Exercise. Please repeat the whole listing exactly, but leave out any picture it holds.

Excerpted data.
* * * *
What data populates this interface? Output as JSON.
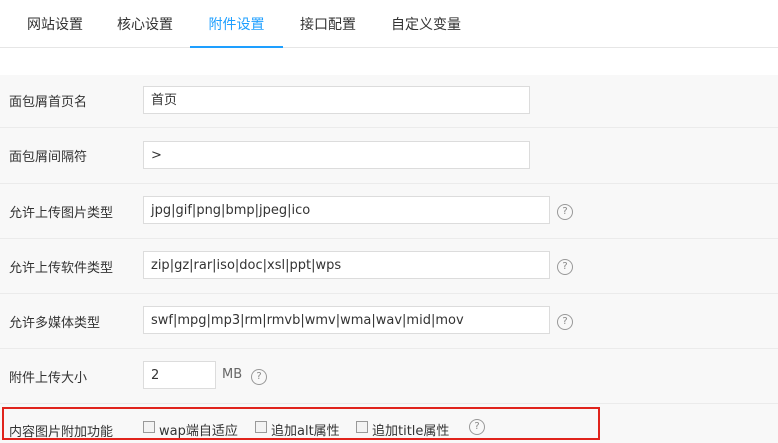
{
  "tabs": [
    {
      "label": "网站设置"
    },
    {
      "label": "核心设置"
    },
    {
      "label": "附件设置"
    },
    {
      "label": "接口配置"
    },
    {
      "label": "自定义变量"
    }
  ],
  "active_tab": "附件设置",
  "fields": {
    "breadcrumb_home": {
      "label": "面包屑首页名",
      "value": "首页"
    },
    "breadcrumb_separator": {
      "label": "面包屑间隔符",
      "value": ">"
    },
    "image_types": {
      "label": "允许上传图片类型",
      "value": "jpg|gif|png|bmp|jpeg|ico"
    },
    "software_types": {
      "label": "允许上传软件类型",
      "value": "zip|gz|rar|iso|doc|xsl|ppt|wps"
    },
    "media_types": {
      "label": "允许多媒体类型",
      "value": "swf|mpg|mp3|rm|rmvb|wmv|wma|wav|mid|mov"
    },
    "upload_size": {
      "label": "附件上传大小",
      "value": "2",
      "unit": "MB"
    }
  },
  "image_features": {
    "label": "内容图片附加功能",
    "options": [
      {
        "label": "wap端自适应",
        "checked": false
      },
      {
        "label": "追加alt属性",
        "checked": false
      },
      {
        "label": "追加title属性",
        "checked": false
      }
    ]
  },
  "help_icon_glyph": "?",
  "colors": {
    "accent": "#1e9fff",
    "highlight_box": "#e0231c",
    "row_bg": "#f8f8f8"
  }
}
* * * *
Task solution.
What data populates this interface? Output as JSON.
{
  "tabs": [
    {
      "label": "网站设置"
    },
    {
      "label": "核心设置"
    },
    {
      "label": "附件设置"
    },
    {
      "label": "接口配置"
    },
    {
      "label": "自定义变量"
    }
  ],
  "active_tab": "附件设置",
  "fields": {
    "breadcrumb_home": {
      "label": "面包屑首页名",
      "value": "首页"
    },
    "breadcrumb_separator": {
      "label": "面包屑间隔符",
      "value": ">"
    },
    "image_types": {
      "label": "允许上传图片类型",
      "value": "jpg|gif|png|bmp|jpeg|ico"
    },
    "software_types": {
      "label": "允许上传软件类型",
      "value": "zip|gz|rar|iso|doc|xsl|ppt|wps"
    },
    "media_types": {
      "label": "允许多媒体类型",
      "value": "swf|mpg|mp3|rm|rmvb|wmv|wma|wav|mid|mov"
    },
    "upload_size": {
      "label": "附件上传大小",
      "value": "2",
      "unit": "MB"
    }
  },
  "image_features": {
    "label": "内容图片附加功能",
    "options": [
      {
        "label": "wap端自适应",
        "checked": false
      },
      {
        "label": "追加alt属性",
        "checked": false
      },
      {
        "label": "追加title属性",
        "checked": false
      }
    ]
  },
  "help_icon_glyph": "?",
  "colors": {
    "accent": "#1e9fff",
    "highlight_box": "#e0231c",
    "row_bg": "#f8f8f8"
  }
}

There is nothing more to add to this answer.